Troops of the ruling Sandinista government have arrived in Bluefield, the largest town on Nicaragua's Atlantic coast, to protect the residents from rebel attacks. Until a few months ago, the effects of the Sandinista revolution, which marked its fifth anniversary on July 19 with celebrations in Managua, appeared to have by-passed the town, which is mostly populated by Miskito Indians. However, in recent weeks, Contra rebel forces have mounted an attempt to gain control of the town by mining the approaches to the port, and occupying an island four kilometres (two and a half miles) offshore for a few days before government troops regained control of it. In April, a Nicaraguan patrol boat sank while trying to de-fuse rebel mines near the town. The Miskitos initially appeared apathetic towards the Sandinista administration but more recently the presence has led to an increase in tension in the town. The residents are relatively remote from Managua as there are few roads and no direct highway to the capital, the Miskito Indians travel mainly by boat.
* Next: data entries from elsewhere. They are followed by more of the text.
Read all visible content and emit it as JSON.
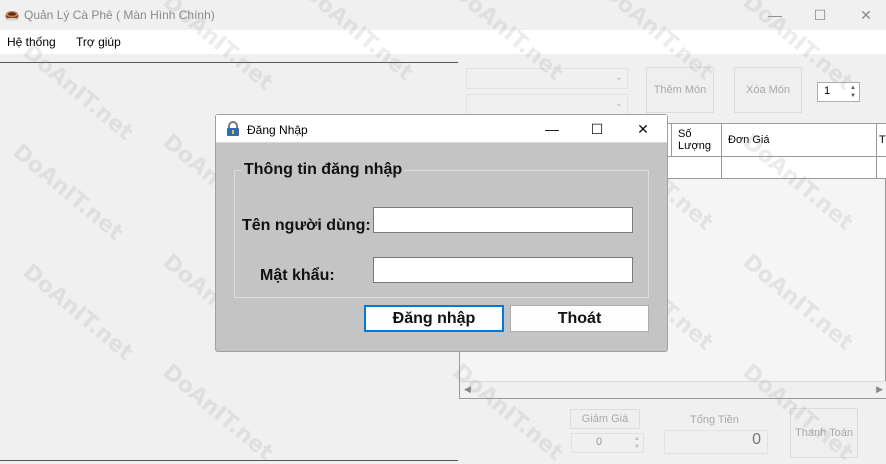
{
  "window": {
    "title": "Quản Lý Cà Phê ( Màn Hình Chính)",
    "minimize": "—",
    "maximize": "☐",
    "close": "✕"
  },
  "menu": {
    "items": [
      "Hệ thống",
      "Trợ giúp"
    ]
  },
  "order_panel": {
    "add_button": "Thêm Món",
    "remove_button": "Xóa Món",
    "quantity_value": "1",
    "columns": [
      "Số Lượng",
      "Đơn Giá",
      "T"
    ],
    "discount_label": "Giảm Giá",
    "discount_value": "0",
    "total_label": "Tổng Tiền",
    "total_value": "0",
    "pay_button": "Thanh Toán"
  },
  "login_dialog": {
    "title": "Đăng Nhập",
    "minimize": "—",
    "maximize": "☐",
    "close": "✕",
    "group_title": "Thông tin đăng nhập",
    "username_label": "Tên người dùng:",
    "username_value": "",
    "password_label": "Mật khẩu:",
    "password_value": "",
    "login_button": "Đăng nhập",
    "exit_button": "Thoát"
  },
  "watermark": "DoAnIT.net"
}
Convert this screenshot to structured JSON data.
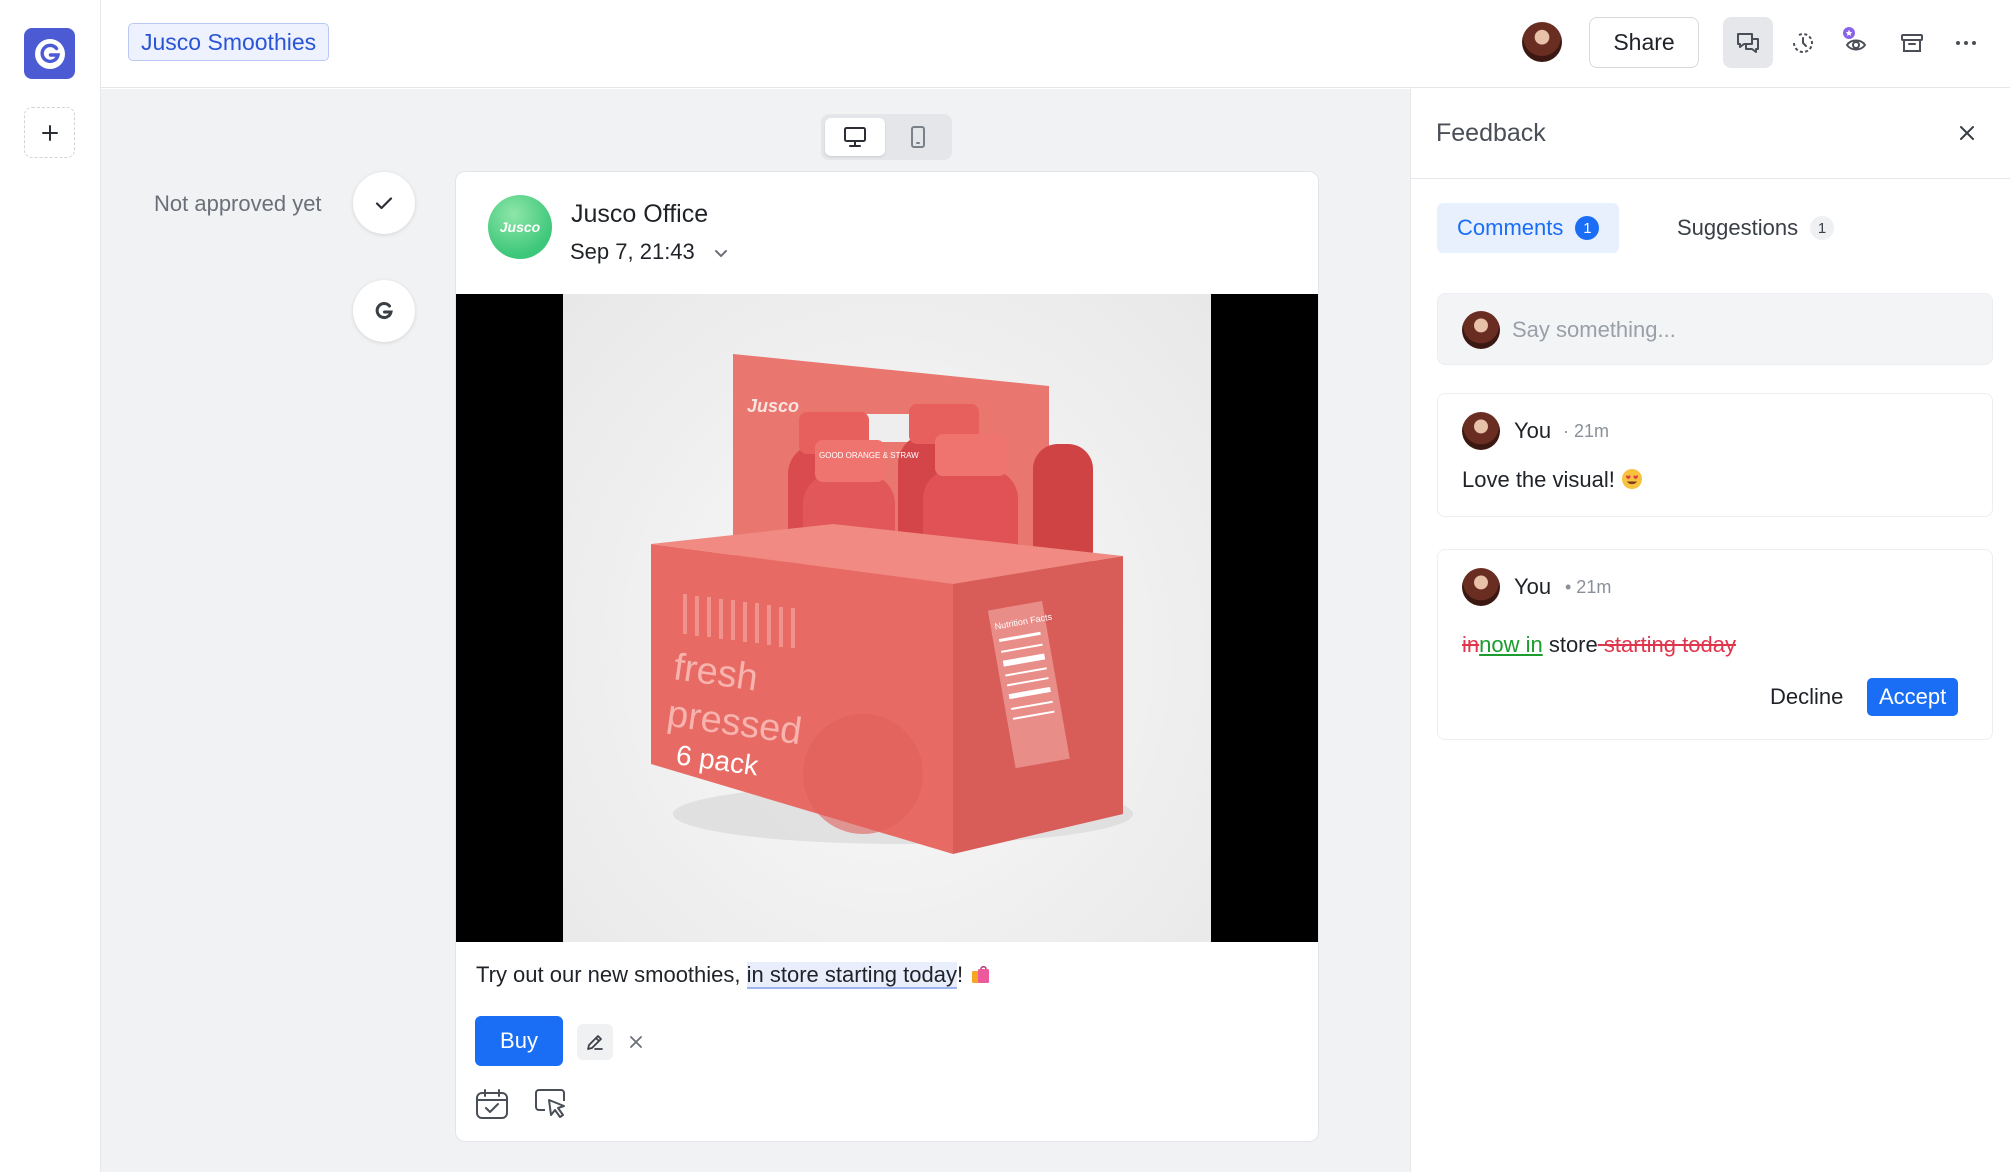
{
  "header": {
    "project_tag": "Jusco Smoothies",
    "share_label": "Share"
  },
  "preview": {
    "approval_status": "Not approved yet",
    "post": {
      "account_name": "Jusco Office",
      "account_avatar_text": "Jusco",
      "scheduled_date": "Sep 7, 21:43",
      "caption_prefix": "Try out our new smoothies, ",
      "caption_highlight": "in store starting today",
      "caption_suffix": "! ",
      "cta_label": "Buy",
      "image": {
        "brand_text": "Jusco",
        "box_line1": "fresh",
        "box_line2": "pressed",
        "box_line3": "6 pack",
        "cap_label": "GOOD ORANGE & STRAW",
        "side_label": "Nutrition Facts"
      }
    }
  },
  "feedback": {
    "title": "Feedback",
    "tabs": [
      {
        "label": "Comments",
        "count": "1"
      },
      {
        "label": "Suggestions",
        "count": "1"
      }
    ],
    "input_placeholder": "Say something...",
    "comments": [
      {
        "author": "You",
        "time": "· 21m",
        "text": "Love the visual! "
      },
      {
        "author": "You",
        "time": "• 21m",
        "suggestion": {
          "deleted_1": "in",
          "inserted": "now in",
          "kept": " store",
          "deleted_2": " starting today"
        },
        "decline_label": "Decline",
        "accept_label": "Accept"
      }
    ]
  },
  "colors": {
    "accent": "#1a6ef5",
    "brand_logo": "#4c5bd4",
    "deleted_text": "#e0364d",
    "inserted_text": "#1b9c2e",
    "product_red": "#e86a64"
  },
  "icons": [
    "grammarly-logo-icon",
    "plus-icon",
    "chat-icon",
    "history-icon",
    "eye-icon",
    "archive-icon",
    "more-icon",
    "desktop-icon",
    "mobile-icon",
    "check-icon",
    "chevron-down-icon",
    "pencil-icon",
    "close-icon",
    "calendar-check-icon",
    "pointer-icon"
  ]
}
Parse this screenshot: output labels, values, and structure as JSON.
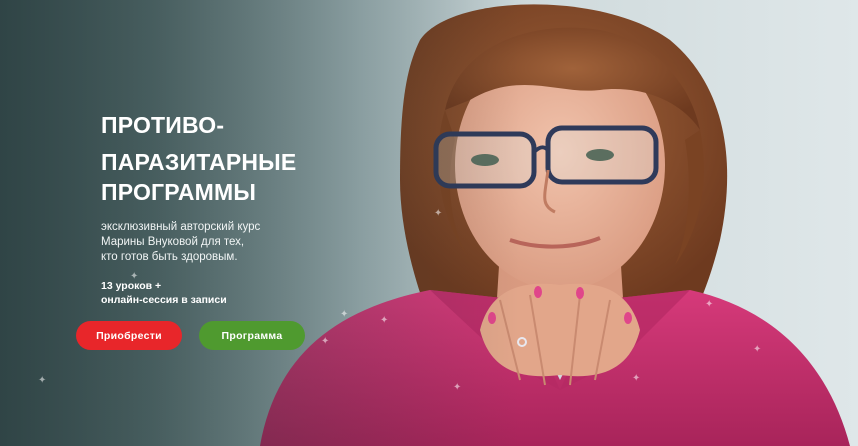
{
  "hero": {
    "title_line1": "ПРОТИВО-",
    "title_line2": "ПАРАЗИТАРНЫЕ",
    "title_line3": "ПРОГРАММЫ",
    "desc_line1": "эксклюзивный авторский курс",
    "desc_line2": "Марины Внуковой для тех,",
    "desc_line3": "кто готов быть здоровым.",
    "lessons_line1": "13 уроков +",
    "lessons_line2": "онлайн-сессия в записи"
  },
  "buttons": {
    "buy_label": "Приобрести",
    "program_label": "Программа"
  },
  "colors": {
    "buy": "#e8262a",
    "program": "#4f9a2f",
    "jacket": "#c9306f",
    "hair": "#8a4d2b"
  },
  "icons": {
    "sparkle": "sparkle-icon"
  }
}
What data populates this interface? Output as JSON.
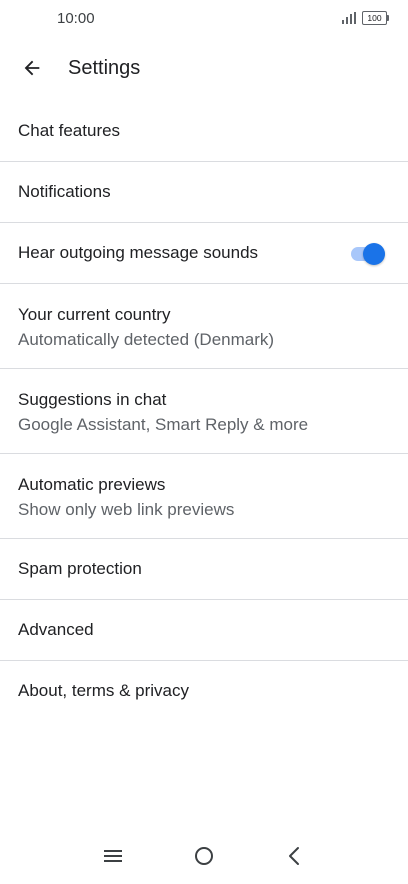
{
  "status_bar": {
    "time": "10:00",
    "battery": "100",
    "icons": [
      "signal-icon",
      "battery-icon"
    ]
  },
  "app_bar": {
    "back_icon": "arrow-left-icon",
    "title": "Settings"
  },
  "settings": {
    "items": [
      {
        "title": "Chat features"
      },
      {
        "title": "Notifications"
      },
      {
        "title": "Hear outgoing message sounds",
        "toggle_on": true
      },
      {
        "title": "Your current country",
        "subtitle": "Automatically detected (Denmark)"
      },
      {
        "title": "Suggestions in chat",
        "subtitle": "Google Assistant, Smart Reply & more"
      },
      {
        "title": "Automatic previews",
        "subtitle": "Show only web link previews"
      },
      {
        "title": "Spam protection"
      },
      {
        "title": "Advanced"
      },
      {
        "title": "About, terms & privacy"
      }
    ]
  },
  "colors": {
    "accent": "#1a73e8",
    "accent_track": "#a8c7fa",
    "divider": "#dadce0",
    "text_primary": "#202124",
    "text_secondary": "#5f6368"
  },
  "nav_bar": {
    "icons": [
      "menu-icon",
      "home-icon",
      "back-icon"
    ]
  }
}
In September 1982, the UNHCR (United Nations High Commission for Refugees) magazine reported that in the early months of the year, about ten thousand Nicaraguan Miskitos fled across the border to their kin communities in Honduras in protest at the Managuan authorities' efforts to extend influence in Bluefield, notably over education and other services.
Source: REUTERS - ERICO ZAS CANO